§ WHAT TO DO
Find the string "annotation" in the records and copy each line where it occurs.

[Entries from a dataset of interfaces]
++++++++++++++++++++

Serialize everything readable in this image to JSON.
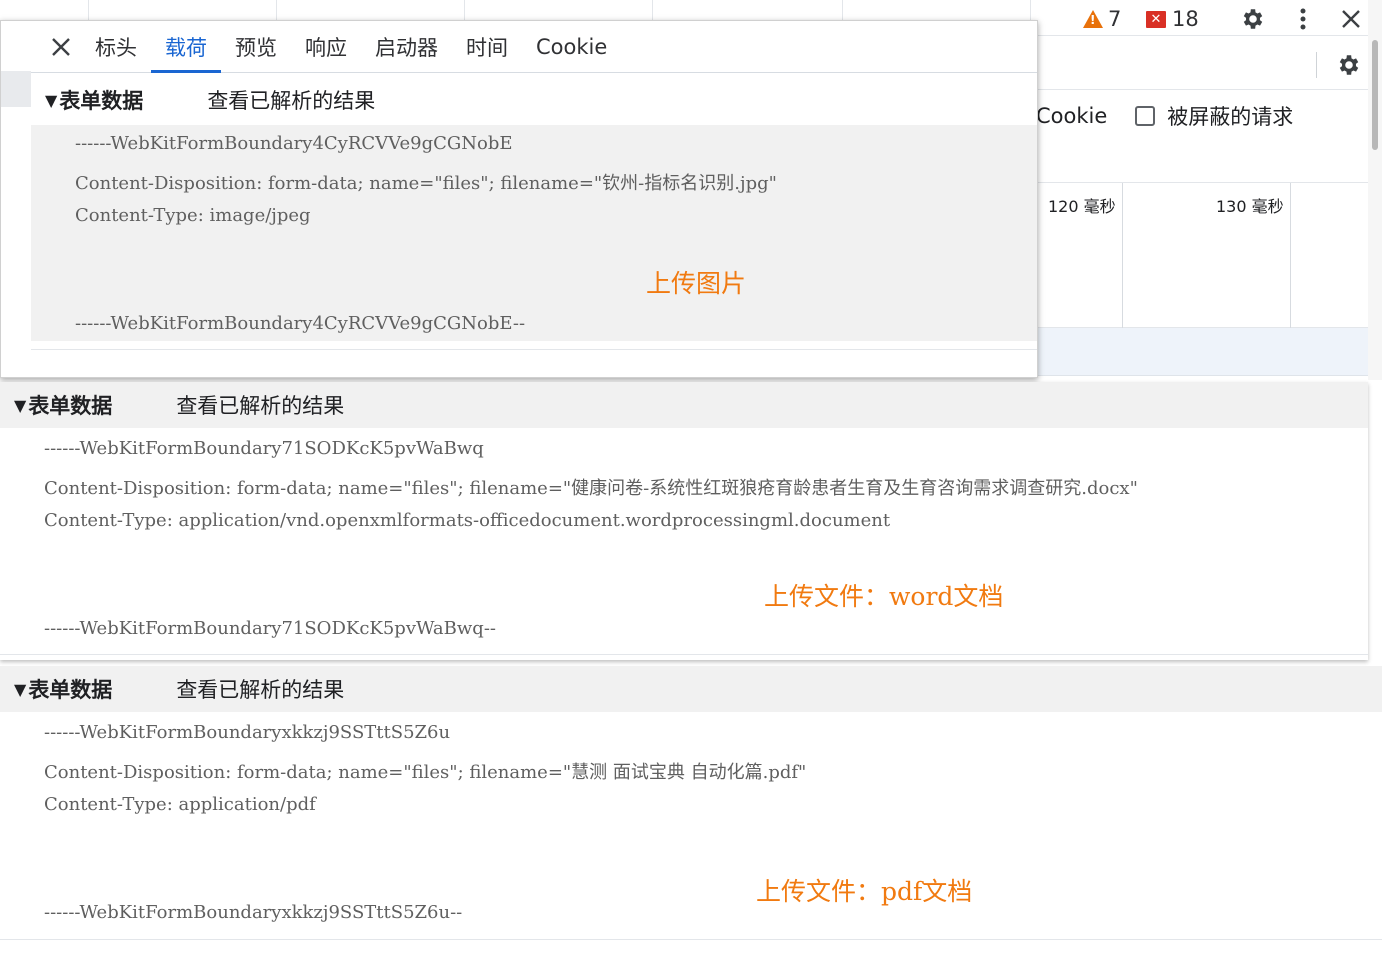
{
  "bg": {
    "warning_count": "7",
    "error_count": "18",
    "options": {
      "cookie_label": "Cookie",
      "blocked_label": "被屏蔽的请求"
    },
    "timeline": {
      "tick1": "120 毫秒",
      "tick2": "130 毫秒"
    }
  },
  "tabs": {
    "headers": "标头",
    "payload": "载荷",
    "preview": "预览",
    "response": "响应",
    "initiator": "启动器",
    "timing": "时间",
    "cookie": "Cookie"
  },
  "panel1": {
    "section_title": "表单数据",
    "view_parsed": "查看已解析的结果",
    "boundary": "------WebKitFormBoundary4CyRCVVe9gCGNobE",
    "disposition": "Content-Disposition: form-data; name=\"files\"; filename=\"钦州-指标名识别.jpg\"",
    "content_type": "Content-Type: image/jpeg",
    "boundary_end": "------WebKitFormBoundary4CyRCVVe9gCGNobE--",
    "annotation": "上传图片"
  },
  "panel2": {
    "section_title": "表单数据",
    "view_parsed": "查看已解析的结果",
    "boundary": "------WebKitFormBoundary71SODKcK5pvWaBwq",
    "disposition": "Content-Disposition: form-data; name=\"files\"; filename=\"健康问卷-系统性红斑狼疮育龄患者生育及生育咨询需求调查研究.docx\"",
    "content_type": "Content-Type: application/vnd.openxmlformats-officedocument.wordprocessingml.document",
    "boundary_end": "------WebKitFormBoundary71SODKcK5pvWaBwq--",
    "annotation": "上传文件：word文档"
  },
  "panel3": {
    "section_title": "表单数据",
    "view_parsed": "查看已解析的结果",
    "boundary": "------WebKitFormBoundaryxkkzj9SSTttS5Z6u",
    "disposition": "Content-Disposition: form-data; name=\"files\"; filename=\"慧测 面试宝典 自动化篇.pdf\"",
    "content_type": "Content-Type: application/pdf",
    "boundary_end": "------WebKitFormBoundaryxkkzj9SSTttS5Z6u--",
    "annotation": "上传文件：pdf文档"
  },
  "icons": [
    "warning-icon",
    "error-icon",
    "settings-gear-icon",
    "more-vert-icon",
    "close-icon",
    "collapse-triangle-icon"
  ],
  "colors": {
    "accent": "#1a66d2",
    "annotation": "#f17a10",
    "warning": "#e8710a",
    "error": "#d93025"
  }
}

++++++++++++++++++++

§ RESPONSE AREA
    "annotation": "上传图片"
    "annotation": "上传文件：word文档"
    "annotation": "上传文件：pdf文档"
    "annotation": "#f17a10",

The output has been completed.